┌──
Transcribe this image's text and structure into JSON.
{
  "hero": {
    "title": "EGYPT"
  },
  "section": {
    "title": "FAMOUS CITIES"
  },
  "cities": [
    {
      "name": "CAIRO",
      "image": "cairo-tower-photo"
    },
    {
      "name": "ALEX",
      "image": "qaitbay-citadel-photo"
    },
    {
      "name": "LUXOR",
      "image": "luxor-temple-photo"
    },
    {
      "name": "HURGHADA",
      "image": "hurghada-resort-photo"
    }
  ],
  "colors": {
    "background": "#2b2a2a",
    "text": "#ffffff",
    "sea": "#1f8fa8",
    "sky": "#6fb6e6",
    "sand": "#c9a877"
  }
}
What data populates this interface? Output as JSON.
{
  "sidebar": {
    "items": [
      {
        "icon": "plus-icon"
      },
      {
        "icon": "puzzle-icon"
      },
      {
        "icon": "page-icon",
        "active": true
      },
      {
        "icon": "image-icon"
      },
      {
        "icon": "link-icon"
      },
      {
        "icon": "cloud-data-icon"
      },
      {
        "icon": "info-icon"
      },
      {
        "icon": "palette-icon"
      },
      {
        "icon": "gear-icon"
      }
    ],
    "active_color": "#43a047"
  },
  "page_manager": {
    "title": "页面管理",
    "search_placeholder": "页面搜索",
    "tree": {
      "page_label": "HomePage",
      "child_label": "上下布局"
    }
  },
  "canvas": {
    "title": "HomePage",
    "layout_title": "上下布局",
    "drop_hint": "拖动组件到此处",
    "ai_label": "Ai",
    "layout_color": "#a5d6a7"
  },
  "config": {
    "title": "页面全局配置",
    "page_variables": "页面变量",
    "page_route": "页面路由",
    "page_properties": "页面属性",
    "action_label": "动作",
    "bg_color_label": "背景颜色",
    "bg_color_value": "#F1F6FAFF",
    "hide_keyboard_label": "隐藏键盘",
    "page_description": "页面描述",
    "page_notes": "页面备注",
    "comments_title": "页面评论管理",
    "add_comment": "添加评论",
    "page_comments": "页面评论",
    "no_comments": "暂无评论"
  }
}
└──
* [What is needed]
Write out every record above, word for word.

* [Worked solution]
Transcribe this image's text and structure into JSON.
{
  "hero": {
    "title": "EGYPT"
  },
  "section": {
    "title": "FAMOUS CITIES"
  },
  "cities": [
    {
      "name": "CAIRO",
      "image": "cairo-tower-photo"
    },
    {
      "name": "ALEX",
      "image": "qaitbay-citadel-photo"
    },
    {
      "name": "LUXOR",
      "image": "luxor-temple-photo"
    },
    {
      "name": "HURGHADA",
      "image": "hurghada-resort-photo"
    }
  ],
  "colors": {
    "background": "#2b2a2a",
    "text": "#ffffff",
    "sea": "#1f8fa8",
    "sky": "#6fb6e6",
    "sand": "#c9a877"
  }
}
What data populates this interface? Output as JSON.
{
  "sidebar": {
    "items": [
      {
        "icon": "plus-icon"
      },
      {
        "icon": "puzzle-icon"
      },
      {
        "icon": "page-icon",
        "active": true
      },
      {
        "icon": "image-icon"
      },
      {
        "icon": "link-icon"
      },
      {
        "icon": "cloud-data-icon"
      },
      {
        "icon": "info-icon"
      },
      {
        "icon": "palette-icon"
      },
      {
        "icon": "gear-icon"
      }
    ],
    "active_color": "#43a047"
  },
  "page_manager": {
    "title": "页面管理",
    "search_placeholder": "页面搜索",
    "tree": {
      "page_label": "HomePage",
      "child_label": "上下布局"
    }
  },
  "canvas": {
    "title": "HomePage",
    "layout_title": "上下布局",
    "drop_hint": "拖动组件到此处",
    "ai_label": "Ai",
    "layout_color": "#a5d6a7"
  },
  "config": {
    "title": "页面全局配置",
    "page_variables": "页面变量",
    "page_route": "页面路由",
    "page_properties": "页面属性",
    "action_label": "动作",
    "bg_color_label": "背景颜色",
    "bg_color_value": "#F1F6FAFF",
    "hide_keyboard_label": "隐藏键盘",
    "page_description": "页面描述",
    "page_notes": "页面备注",
    "comments_title": "页面评论管理",
    "add_comment": "添加评论",
    "page_comments": "页面评论",
    "no_comments": "暂无评论"
  }
}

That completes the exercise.